Daniela Lo Presti
Unit of Measurements and Biomedical Instrumentation.
Departmental Faculty of Engineering, Università Campus Bio-Medico di Roma, Italy
University of Aveiro, Portugal
School of Engineering, Nazarbayev University, Kazakhstan
Nano Particle Technology Lab. School of Mechanical Engineering, South Korea
The fourth industrial revolution, known as Industry 4.0, is fundamentally inﬂuencing the quality of industrial products, manufacturing processes, healthcare management, and service delivery, becoming part of our daily life. Within the framework of Industry 4.0, the development of fully integrated platforms, which includes sensors, data acquisition hardware, and software, are considered to be indispensable and very attractive. In this context, the applications of fiber optic sensors (FOSs) are reaching growing interest showing several advantages over the competitors. FOSs are small, light, highly sensitive, chemically inert, dielectric, non-toxic, immune to electromagnetic interferences, and easily multiplexable.
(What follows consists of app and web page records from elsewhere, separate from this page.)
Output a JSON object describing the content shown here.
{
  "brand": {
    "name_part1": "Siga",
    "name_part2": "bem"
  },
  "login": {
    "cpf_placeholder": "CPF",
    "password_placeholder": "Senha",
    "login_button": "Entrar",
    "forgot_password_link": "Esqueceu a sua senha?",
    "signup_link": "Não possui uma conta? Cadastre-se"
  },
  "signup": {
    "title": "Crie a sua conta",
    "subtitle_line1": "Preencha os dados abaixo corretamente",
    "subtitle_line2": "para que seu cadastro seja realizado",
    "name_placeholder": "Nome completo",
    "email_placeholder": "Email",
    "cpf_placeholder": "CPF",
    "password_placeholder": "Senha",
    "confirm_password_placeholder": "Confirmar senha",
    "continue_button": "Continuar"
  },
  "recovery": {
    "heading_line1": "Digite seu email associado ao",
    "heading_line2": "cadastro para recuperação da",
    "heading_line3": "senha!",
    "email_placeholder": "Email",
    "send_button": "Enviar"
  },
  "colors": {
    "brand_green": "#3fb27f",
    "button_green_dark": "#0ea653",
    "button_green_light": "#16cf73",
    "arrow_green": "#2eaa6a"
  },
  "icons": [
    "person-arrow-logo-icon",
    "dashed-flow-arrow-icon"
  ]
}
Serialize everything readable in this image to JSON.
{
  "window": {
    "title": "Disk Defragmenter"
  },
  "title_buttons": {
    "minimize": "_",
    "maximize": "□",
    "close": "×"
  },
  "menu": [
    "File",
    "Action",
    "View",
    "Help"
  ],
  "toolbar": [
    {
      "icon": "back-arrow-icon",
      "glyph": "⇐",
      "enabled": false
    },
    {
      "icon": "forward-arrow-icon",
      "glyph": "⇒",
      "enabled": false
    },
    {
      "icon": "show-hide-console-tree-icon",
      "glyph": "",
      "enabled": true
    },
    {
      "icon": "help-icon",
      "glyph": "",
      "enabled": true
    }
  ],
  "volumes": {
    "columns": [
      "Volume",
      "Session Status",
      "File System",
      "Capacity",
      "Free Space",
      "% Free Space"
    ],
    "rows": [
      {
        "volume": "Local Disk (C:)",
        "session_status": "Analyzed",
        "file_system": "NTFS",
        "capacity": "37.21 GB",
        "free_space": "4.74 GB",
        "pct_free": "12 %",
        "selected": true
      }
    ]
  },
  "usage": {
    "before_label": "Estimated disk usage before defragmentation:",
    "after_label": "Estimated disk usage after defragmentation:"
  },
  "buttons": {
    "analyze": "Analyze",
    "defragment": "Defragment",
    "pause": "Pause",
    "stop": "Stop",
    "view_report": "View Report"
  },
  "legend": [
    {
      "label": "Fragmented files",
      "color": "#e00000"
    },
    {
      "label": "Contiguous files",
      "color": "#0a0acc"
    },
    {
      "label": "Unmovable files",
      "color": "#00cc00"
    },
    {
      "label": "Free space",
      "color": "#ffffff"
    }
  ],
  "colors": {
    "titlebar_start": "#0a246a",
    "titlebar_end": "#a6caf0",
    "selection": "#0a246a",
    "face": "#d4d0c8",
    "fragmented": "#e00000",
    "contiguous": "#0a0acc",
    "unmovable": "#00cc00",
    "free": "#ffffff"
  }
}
These advanced properties enable the measurement of different parameters for environmental, mechanical, and chemical sensing in various scenarios, including harsh environments (e.g., long expositions to voltage and radiation, excessive temperature, and high pressure).
This Special Session aims at addressing the key aspects of FOS-based applications in Industry 4.0 by gathering researchers and practitioners, working in this field, to introduce and discuss their latest scientific results with a main focus on the following topics:
- Fiber optic sensors and biosensors;
- Innovative practical solutions for designing fiber optic sensors;
- Wearables and flexible sensors based on fiber optics;
- Contact-based sensing solutions based on fiber optics;
- Fiber optic sensors for unobtrusive health state monitoring;
- Environmental stressors detection using fiber optic sensors;
- Injuries prevention and occurance reduction using fiber optic sensors;
- Data processing for accurate measurements using fiber optic sensors;
- Metrological characterization of fiber optic sensors.
DANIELA LO PRESTI (M.Sc 2016) is currently pursuing the Ph.D. degree in Bioengineering at Università Campus Bio-Medico di Roma. Her research interests focus on the design, fabrication and assessment of FOS-based systems for medical and biomedical applications.
CÁTIA J. LEITÃO (Ph.D 2017) is currently pursuing her Postdoc studies at the Nanophotonics and Optoeletronics group of i3N, Physics department of University of Aveiro, and is a collaborator ofInstituto de Telecomunicações. Her current research interests include photonic and optoelectronic solutions for biomedical sensing, namely physiological and biochemical parameters, especially based on optical fiber sensors.
DANIELE TOSI (Ph.D. 2010) is an Associate Professor of Electrical and Computer Engineering at Nazarbayev University, and Head of Biosensors and Bioinstruments Laboratory at National Laboratory Astana. He is an Associate Editor of the IEEE Sensors Journal and the recipient of the IEEE Sensors Council Early Career Technical Award in 2018. His research interests include optical fiber sensors, biomedical sensors, distributed sensing, and biosensors.
TAESUNG KIM (Ph.D. 2002) is a full professor at the School of Mechanical Engineering, SKKU in South Korea. He received his Ph.D. from University of Minnesota and worked for Seagate Technology before he joined SKKU. He is an editorial board member of Sensors and his research interests include optical fiber sensor for gas, aerosol, and biomolecule detection.